I recently took a trip to London with my son, and was waiting at a bus stop to catch a number 10. I noticed that the bus stop gave me the amount of time I would need to wait. Great KPI! I only have to wait 2 minutes for the next number 10.
But then 2 minutes came and went.
And another 2 minutes.
Then another 10 minutes.
Finally, the bus showed up 15 minutes later than the board had suggested. How could the computer have got it so wrong?
We need valuable information
The information I was reviewing at this London bus stop was not valuable. It gave me false information – which could not be relied on. How many times have you seen data or information in your organisation which has a similar profile. How many times have you made decisions on bad KPIs such as this, which have caused you and your organisation issues?
Be bold. If you are responsible for producing data or information, make sure it is valuable and correct. If it is not, stop doing it.
Find the right metric
I have a theory about the bus data.
The buses are all fitted with GPS systems, so the central computer always knows where they are in London. Therefore the computer know how far away the bus is from each stop on the route (distance).
The system then uses the average speed of a london bus is used to convert distance into time (time = distance / speed). So when I’m sitting in Oxford Circus with my son (probably the slowest road in London), this formula is far too ambitious. In other areas with faster roads, perhaps the buses arrive sooner.
So what is the right metric? I would give the customers the distance of the next bus, in kilometres or miles. So for example, rather than seeing 2 mins, you would see 0.4km. As I sit at the bus stop, I feel comforted that a bus is coming, although I can see that the road is very very slow. As the distance reduces, I get a feel of when the bus is coming, which is never wrong. This is a valuable metric which keeps my expectations managed.
If you reflect on this example, and apply it to your organisation, can you think of any similar examples?
As a finance reporting professional, I feel that often too much focus is placed on EBITA variances to the month, or year to date. These historic figures only tell you what happened, not what is going to happen.

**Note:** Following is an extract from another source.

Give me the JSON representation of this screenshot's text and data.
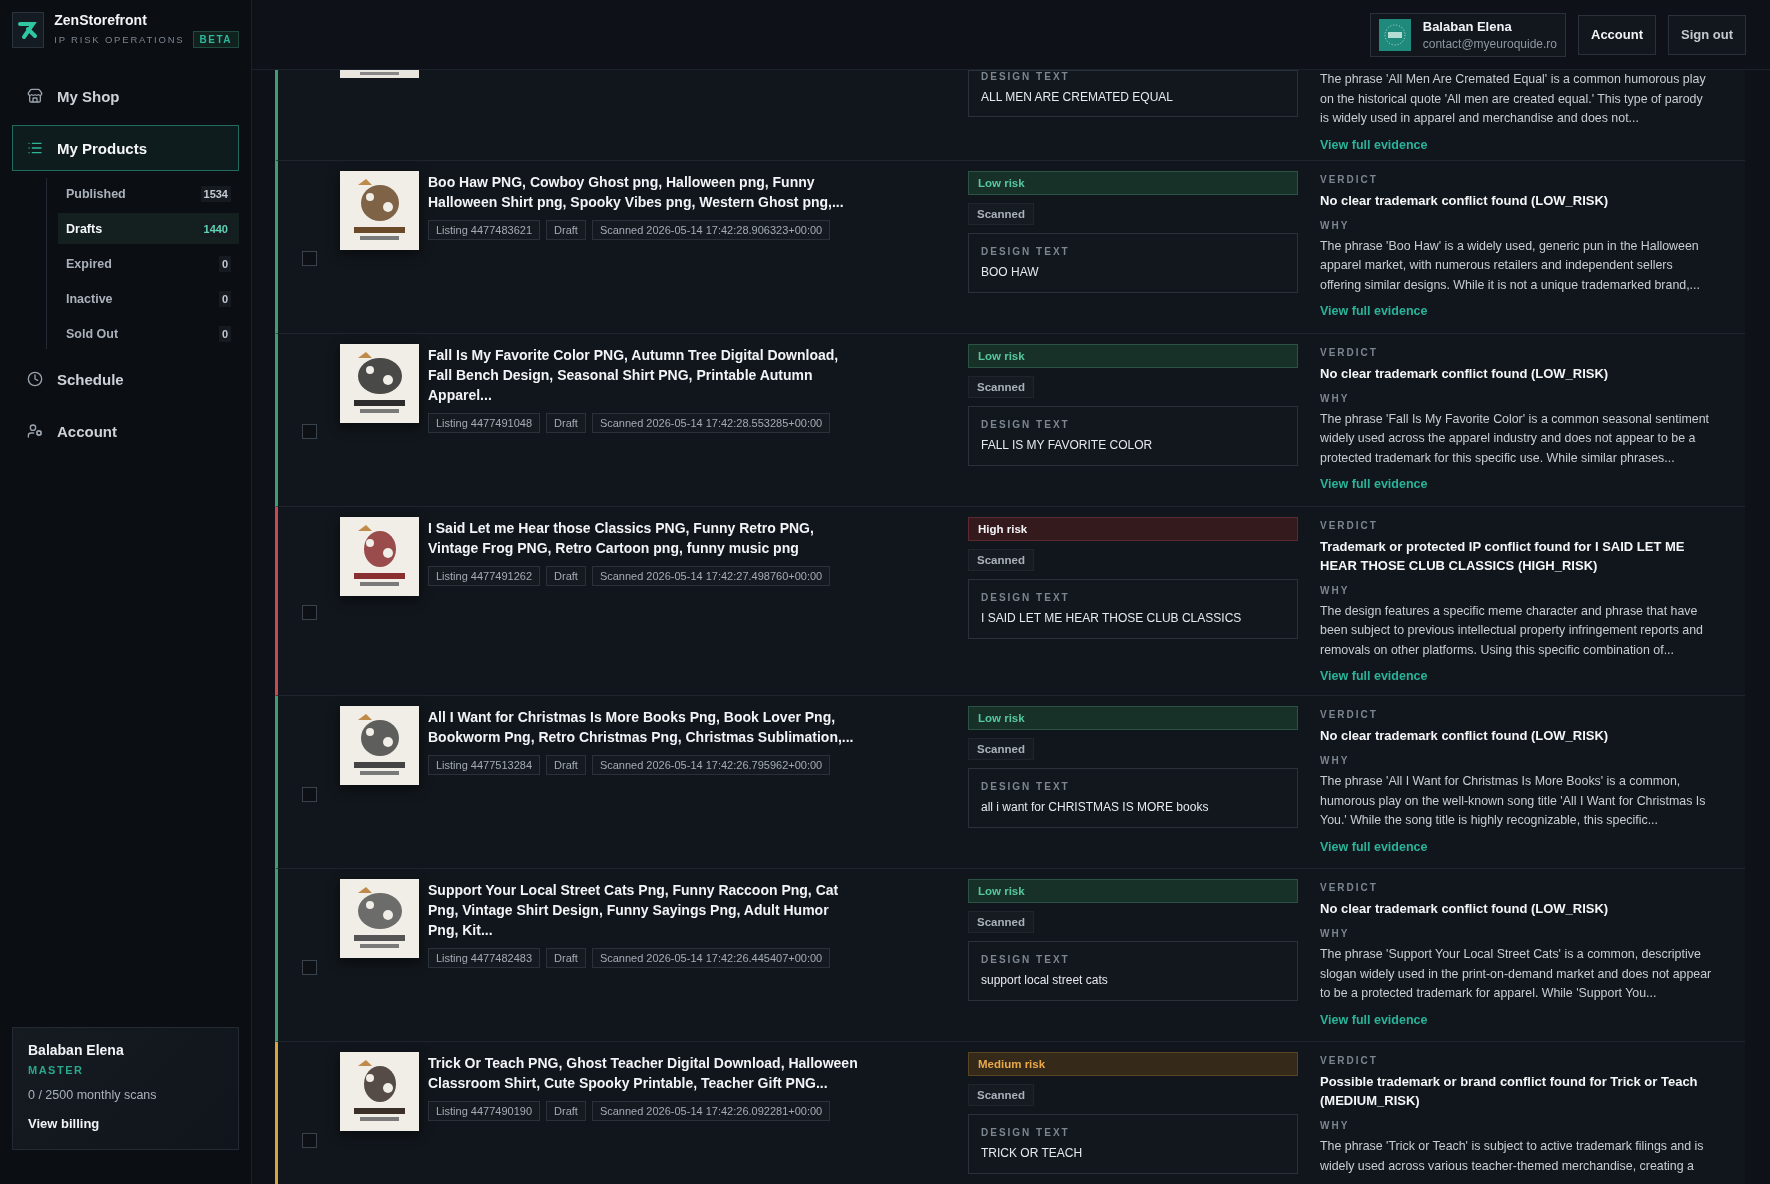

My favourite KPI is distance to go (DTG) Vs. prior year. This shows you the future remaining months in your EBITA forecast, Vs. the same period in the prior year. Even in rapidly changing businesses I find this KPI gives me really strong insight into the likelihood of what we think is going to happen. It also highlights errors in forecasting, or ‘sandbagging’ (hiding of upsides from prior months in the final month).
Do you have any examples that spring to mind?